Please print every record below exactly as it reads.

*** Opening of DATA SHOWN ***

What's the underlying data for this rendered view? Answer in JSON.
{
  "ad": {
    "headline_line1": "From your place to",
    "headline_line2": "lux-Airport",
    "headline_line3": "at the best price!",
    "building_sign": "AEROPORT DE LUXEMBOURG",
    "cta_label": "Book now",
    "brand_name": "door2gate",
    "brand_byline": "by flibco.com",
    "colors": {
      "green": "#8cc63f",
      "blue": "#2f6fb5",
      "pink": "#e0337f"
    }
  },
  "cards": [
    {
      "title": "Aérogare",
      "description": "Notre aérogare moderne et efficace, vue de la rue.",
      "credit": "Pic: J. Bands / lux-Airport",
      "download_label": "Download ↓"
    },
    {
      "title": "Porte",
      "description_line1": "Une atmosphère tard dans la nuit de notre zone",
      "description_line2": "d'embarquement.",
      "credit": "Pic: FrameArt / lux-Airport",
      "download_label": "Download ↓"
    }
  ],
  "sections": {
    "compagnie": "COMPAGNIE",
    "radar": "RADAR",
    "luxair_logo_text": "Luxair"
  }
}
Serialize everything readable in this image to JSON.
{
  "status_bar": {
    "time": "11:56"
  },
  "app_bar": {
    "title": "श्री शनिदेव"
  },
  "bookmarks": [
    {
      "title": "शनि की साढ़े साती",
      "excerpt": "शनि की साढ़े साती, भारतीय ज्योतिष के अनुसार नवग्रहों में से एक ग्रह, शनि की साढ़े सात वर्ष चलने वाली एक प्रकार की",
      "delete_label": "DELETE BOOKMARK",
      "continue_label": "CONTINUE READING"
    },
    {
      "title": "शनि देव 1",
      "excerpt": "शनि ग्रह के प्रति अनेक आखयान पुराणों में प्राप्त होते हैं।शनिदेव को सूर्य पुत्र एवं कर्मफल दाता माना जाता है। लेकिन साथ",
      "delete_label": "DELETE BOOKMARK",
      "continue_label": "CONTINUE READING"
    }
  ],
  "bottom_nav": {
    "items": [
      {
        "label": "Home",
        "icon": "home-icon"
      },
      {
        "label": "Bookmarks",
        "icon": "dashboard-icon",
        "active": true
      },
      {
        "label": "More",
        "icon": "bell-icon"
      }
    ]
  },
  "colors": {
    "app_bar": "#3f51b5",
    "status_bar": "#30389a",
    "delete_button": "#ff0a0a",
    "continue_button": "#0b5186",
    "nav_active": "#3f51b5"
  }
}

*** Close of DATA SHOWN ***

--- ANSWER BOX ---
What's the underlying data for this rendered view? Answer in JSON.
{
  "ad": {
    "headline_line1": "From your place to",
    "headline_line2": "lux-Airport",
    "headline_line3": "at the best price!",
    "building_sign": "AEROPORT DE LUXEMBOURG",
    "cta_label": "Book now",
    "brand_name": "door2gate",
    "brand_byline": "by flibco.com",
    "colors": {
      "green": "#8cc63f",
      "blue": "#2f6fb5",
      "pink": "#e0337f"
    }
  },
  "cards": [
    {
      "title": "Aérogare",
      "description": "Notre aérogare moderne et efficace, vue de la rue.",
      "credit": "Pic: J. Bands / lux-Airport",
      "download_label": "Download ↓"
    },
    {
      "title": "Porte",
      "description_line1": "Une atmosphère tard dans la nuit de notre zone",
      "description_line2": "d'embarquement.",
      "credit": "Pic: FrameArt / lux-Airport",
      "download_label": "Download ↓"
    }
  ],
  "sections": {
    "compagnie": "COMPAGNIE",
    "radar": "RADAR",
    "luxair_logo_text": "Luxair"
  }
}
Serialize everything readable in this image to JSON.
{
  "status_bar": {
    "time": "11:56"
  },
  "app_bar": {
    "title": "श्री शनिदेव"
  },
  "bookmarks": [
    {
      "title": "शनि की साढ़े साती",
      "excerpt": "शनि की साढ़े साती, भारतीय ज्योतिष के अनुसार नवग्रहों में से एक ग्रह, शनि की साढ़े सात वर्ष चलने वाली एक प्रकार की",
      "delete_label": "DELETE BOOKMARK",
      "continue_label": "CONTINUE READING"
    },
    {
      "title": "शनि देव 1",
      "excerpt": "शनि ग्रह के प्रति अनेक आखयान पुराणों में प्राप्त होते हैं।शनिदेव को सूर्य पुत्र एवं कर्मफल दाता माना जाता है। लेकिन साथ",
      "delete_label": "DELETE BOOKMARK",
      "continue_label": "CONTINUE READING"
    }
  ],
  "bottom_nav": {
    "items": [
      {
        "label": "Home",
        "icon": "home-icon"
      },
      {
        "label": "Bookmarks",
        "icon": "dashboard-icon",
        "active": true
      },
      {
        "label": "More",
        "icon": "bell-icon"
      }
    ]
  },
  "colors": {
    "app_bar": "#3f51b5",
    "status_bar": "#30389a",
    "delete_button": "#ff0a0a",
    "continue_button": "#0b5186",
    "nav_active": "#3f51b5"
  }
}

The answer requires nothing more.